“I want to keep it for a pet,” said The Champ, his attention split between me and a rather large, prehistoric-looking insect that had just emerged from the earth near where he'd been digging in the backyard.
I'd seen the hollow, amber-colored shells affixed to trees where the cicada nymphs had left behind their childish things and flew off with new adult wings to sing their songs, attract a mate, lay eggs and start the whole, long process of life underground again. Yet, with such long spaces in between sightings, a person tends to forget in the meantime.
After all, no matter how amazing these creatures are, cicadas have a face only a mother -- and it would seem a boy, newly five -- could love.
“I will name him Clorindo Ramindino Insectivorianda, and he can sleep in my room.”
Honestly, his declaration surprised me a little, having just hours earlier responded to five-alarm shrieks demanding that a tiny beetle and a slightly oversized cricket – neither of which were close enough to touch him – be inducted into the insect relocation program.
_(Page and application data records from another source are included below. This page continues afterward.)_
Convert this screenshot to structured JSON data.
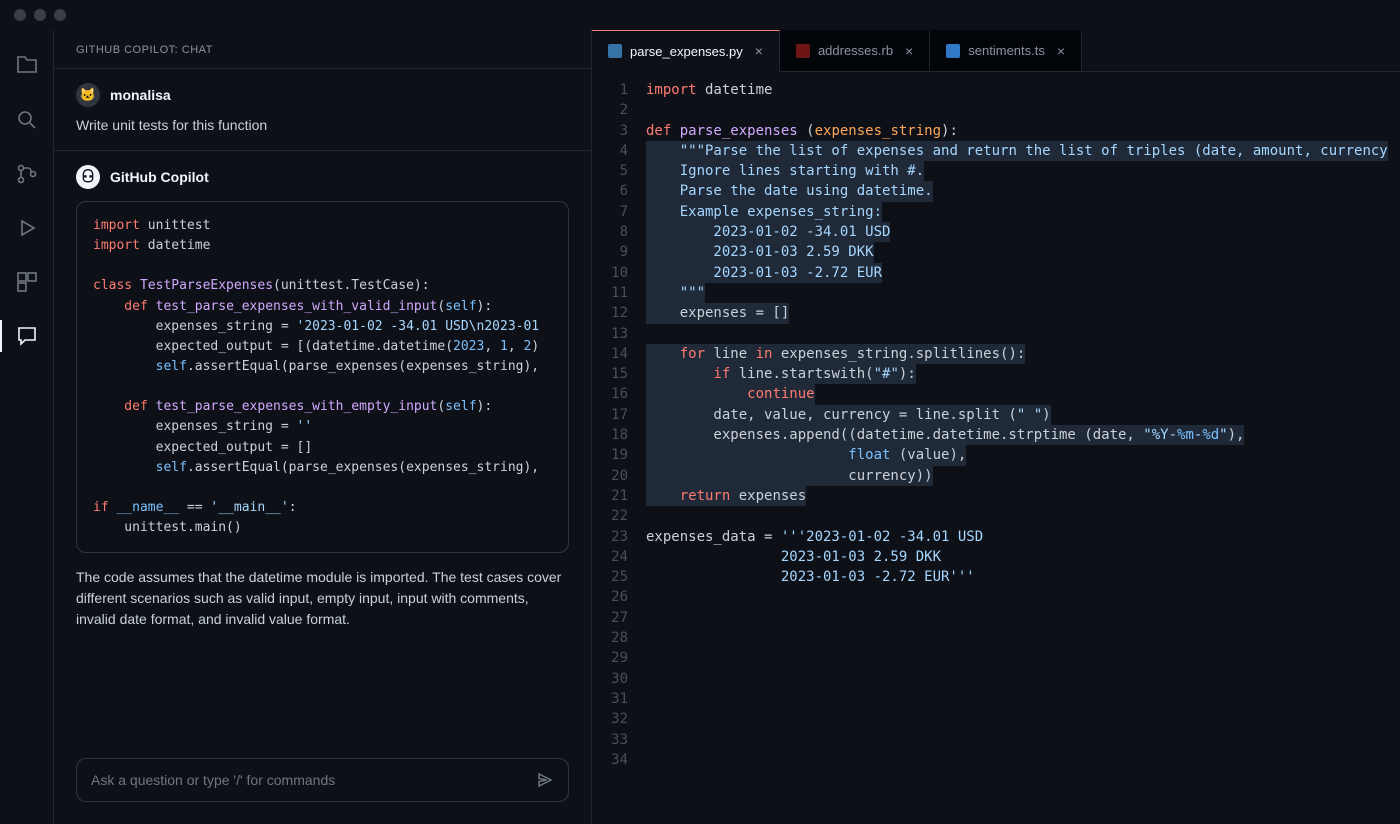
{
  "chat": {
    "header": "GITHUB COPILOT: CHAT",
    "user_name": "monalisa",
    "user_prompt": "Write unit tests for this function",
    "bot_name": "GitHub Copilot",
    "explanation": "The code assumes that the datetime module is imported. The test cases cover different scenarios such as valid input, empty input, input with comments, invalid date format, and invalid value format.",
    "input_placeholder": "Ask a question or type '/' for commands",
    "code": {
      "l1a": "import",
      "l1b": " unittest",
      "l2a": "import",
      "l2b": " datetime",
      "l3a": "class ",
      "l3b": "TestParseExpenses",
      "l3c": "(unittest.TestCase):",
      "l4a": "    def ",
      "l4b": "test_parse_expenses_with_valid_input",
      "l4c": "(",
      "l4d": "self",
      "l4e": "):",
      "l5a": "        expenses_string = ",
      "l5b": "'2023-01-02 -34.01 USD\\n2023-01",
      "l6a": "        expected_output = [(datetime.datetime(",
      "l6b": "2023",
      "l6c": ", ",
      "l6d": "1",
      "l6e": ", ",
      "l6f": "2",
      "l6g": ")",
      "l7a": "        ",
      "l7b": "self",
      "l7c": ".assertEqual(parse_expenses(expenses_string),",
      "l8a": "    def ",
      "l8b": "test_parse_expenses_with_empty_input",
      "l8c": "(",
      "l8d": "self",
      "l8e": "):",
      "l9a": "        expenses_string = ",
      "l9b": "''",
      "l10a": "        expected_output = []",
      "l11a": "        ",
      "l11b": "self",
      "l11c": ".assertEqual(parse_expenses(expenses_string),",
      "l12a": "if ",
      "l12b": "__name__",
      "l12c": " == ",
      "l12d": "'__main__'",
      "l12e": ":",
      "l13a": "    unittest.main()"
    }
  },
  "tabs": [
    {
      "label": "parse_expenses.py",
      "active": true,
      "color": "#3572A5"
    },
    {
      "label": "addresses.rb",
      "active": false,
      "color": "#701516"
    },
    {
      "label": "sentiments.ts",
      "active": false,
      "color": "#3178c6"
    }
  ],
  "editor": {
    "line_count": 34,
    "lines": {
      "1": {
        "t": [
          [
            "kw",
            "import"
          ],
          [
            "dull",
            " datetime"
          ]
        ]
      },
      "2": {
        "t": []
      },
      "3": {
        "t": [
          [
            "kw",
            "def "
          ],
          [
            "fn",
            "parse_expenses"
          ],
          [
            "dull",
            " ("
          ],
          [
            "param",
            "expenses_string"
          ],
          [
            "dull",
            "):"
          ]
        ]
      },
      "4": {
        "hl": true,
        "t": [
          [
            "dull",
            "    "
          ],
          [
            "st",
            "\"\"\"Parse the list of expenses and return the list of triples (date, amount, currency"
          ]
        ]
      },
      "5": {
        "hl": true,
        "t": [
          [
            "dull",
            "    "
          ],
          [
            "st",
            "Ignore lines starting with #."
          ]
        ]
      },
      "6": {
        "hl": true,
        "t": [
          [
            "dull",
            "    "
          ],
          [
            "st",
            "Parse the date using datetime."
          ]
        ]
      },
      "7": {
        "hl": true,
        "t": [
          [
            "dull",
            "    "
          ],
          [
            "st",
            "Example expenses_string:"
          ]
        ]
      },
      "8": {
        "hl": true,
        "t": [
          [
            "dull",
            "    "
          ],
          [
            "st",
            "    2023-01-02 -34.01 USD"
          ]
        ]
      },
      "9": {
        "hl": true,
        "t": [
          [
            "dull",
            "    "
          ],
          [
            "st",
            "    2023-01-03 2.59 DKK"
          ]
        ]
      },
      "10": {
        "hl": true,
        "t": [
          [
            "dull",
            "    "
          ],
          [
            "st",
            "    2023-01-03 -2.72 EUR"
          ]
        ]
      },
      "11": {
        "hl": true,
        "t": [
          [
            "dull",
            "    "
          ],
          [
            "st",
            "\"\"\""
          ]
        ]
      },
      "12": {
        "hl": true,
        "t": [
          [
            "dull",
            "    expenses = []"
          ]
        ]
      },
      "13": {
        "hl": true,
        "t": []
      },
      "14": {
        "hl": true,
        "t": [
          [
            "dull",
            "    "
          ],
          [
            "kw",
            "for"
          ],
          [
            "dull",
            " line "
          ],
          [
            "kw",
            "in"
          ],
          [
            "dull",
            " expenses_string.splitlines():"
          ]
        ]
      },
      "15": {
        "hl": true,
        "t": [
          [
            "dull",
            "        "
          ],
          [
            "kw",
            "if"
          ],
          [
            "dull",
            " line.startswith("
          ],
          [
            "st",
            "\"#\""
          ],
          [
            "dull",
            "):"
          ]
        ]
      },
      "16": {
        "hl": true,
        "t": [
          [
            "dull",
            "            "
          ],
          [
            "kw",
            "continue"
          ]
        ]
      },
      "17": {
        "hl": true,
        "t": [
          [
            "dull",
            "        date, value, currency = line.split ("
          ],
          [
            "st",
            "\" \""
          ],
          [
            "dull",
            ")"
          ]
        ]
      },
      "18": {
        "hl": true,
        "t": [
          [
            "dull",
            "        expenses.append((datetime.datetime.strptime (date, "
          ],
          [
            "st",
            "\"%Y-"
          ],
          [
            "bi",
            "%m"
          ],
          [
            "st",
            "-"
          ],
          [
            "bi",
            "%d"
          ],
          [
            "st",
            "\""
          ],
          [
            "dull",
            "),"
          ]
        ]
      },
      "19": {
        "hl": true,
        "t": [
          [
            "dull",
            "                        "
          ],
          [
            "bi",
            "float"
          ],
          [
            "dull",
            " (value),"
          ]
        ]
      },
      "20": {
        "hl": true,
        "t": [
          [
            "dull",
            "                        currency))"
          ]
        ]
      },
      "21": {
        "hl": true,
        "t": [
          [
            "dull",
            "    "
          ],
          [
            "kw",
            "return"
          ],
          [
            "dull",
            " expenses"
          ]
        ]
      },
      "22": {
        "t": []
      },
      "23": {
        "t": [
          [
            "dull",
            "expenses_data = "
          ],
          [
            "st",
            "'''2023-01-02 -34.01 USD"
          ]
        ]
      },
      "24": {
        "t": [
          [
            "dull",
            "                "
          ],
          [
            "st",
            "2023-01-03 2.59 DKK"
          ]
        ]
      },
      "25": {
        "t": [
          [
            "dull",
            "                "
          ],
          [
            "st",
            "2023-01-03 -2.72 EUR'''"
          ]
        ]
      },
      "26": {
        "t": []
      },
      "27": {
        "t": []
      },
      "28": {
        "t": []
      },
      "29": {
        "t": []
      },
      "30": {
        "t": []
      },
      "31": {
        "t": []
      },
      "32": {
        "t": []
      },
      "33": {
        "t": []
      },
      "34": {
        "t": []
      }
    }
  }
}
Though perhaps the attraction is something he inherited. As I watch him study the insect's almost iridescent segmented body, it occurs to me that so many big moments in our lives as a family have been marked by the reawakening of these gentle giants.
On our honeymoon, hiking in New Zealand, my husband and I tramped for miles along the coastal track of the Queen Charlotte Walkway as the cicadas made a wall of noise almost as impressive as the scenery and twice as memorable.
After Ittybit was born, five months after to be exact, we travelled to D.C. smack-dab in the middle of the cacophony that was the awakening of the 17-year-cicadas. Everywhere we went, golden hulls and red eyes followed us. It was an event that rivaled the emergence of cherry blossoms a thousand times over.
These bugs – harmless to humans – are found all over the world and are “born” in their own time. Although some are annual, most live underground for years, growing incrementally as they feed on the juices of roots. Once mature they burrow to the surface and shed their skins revealing transparent, veined wings and luminescent bodies. In the five or so weeks they live as adults, they are busy. The song the males sing to attract a mate comes not from air moving through a throat but vibrations bouncing around resonating chambers in their abdomen. The female deposits hundreds of eggs into slits she makes in tree branches. Six or so weeks later the eggs hatch and ant-like nymphs burrow into the ground where the life cycle continues.
It's no wonder they are seen by many cultures as symbols of longevity, love and renewal. They connect the past with the present.
The Champ has heard this all before as has Ittybit, who's been assured we will return to D.C. in May of her 17th year to meet her cicadas' sons and daughters.
She's got a while to wait.
The Champ can't wait another minute. He runs off to find a box, comfy pillow and fleece for his new pet. And returns to heartbreak.
“Mah-meeeee!” he wails. “You need to get rid of the dog. Clorindo Ramindino Insectivorianda is dead and she ATE him. Look, she sucked him right out of his shell!”
“Ah … honey. She didn't eat Chlorine Ramona Insectivous-er-whatever. He's just gone off to find a girlfriend. And guess what? Maybe, when you are 12, you will see his children. Right here in our backyard.”
“He's going to have babies?!!! Here?!? Ewwwwwww.”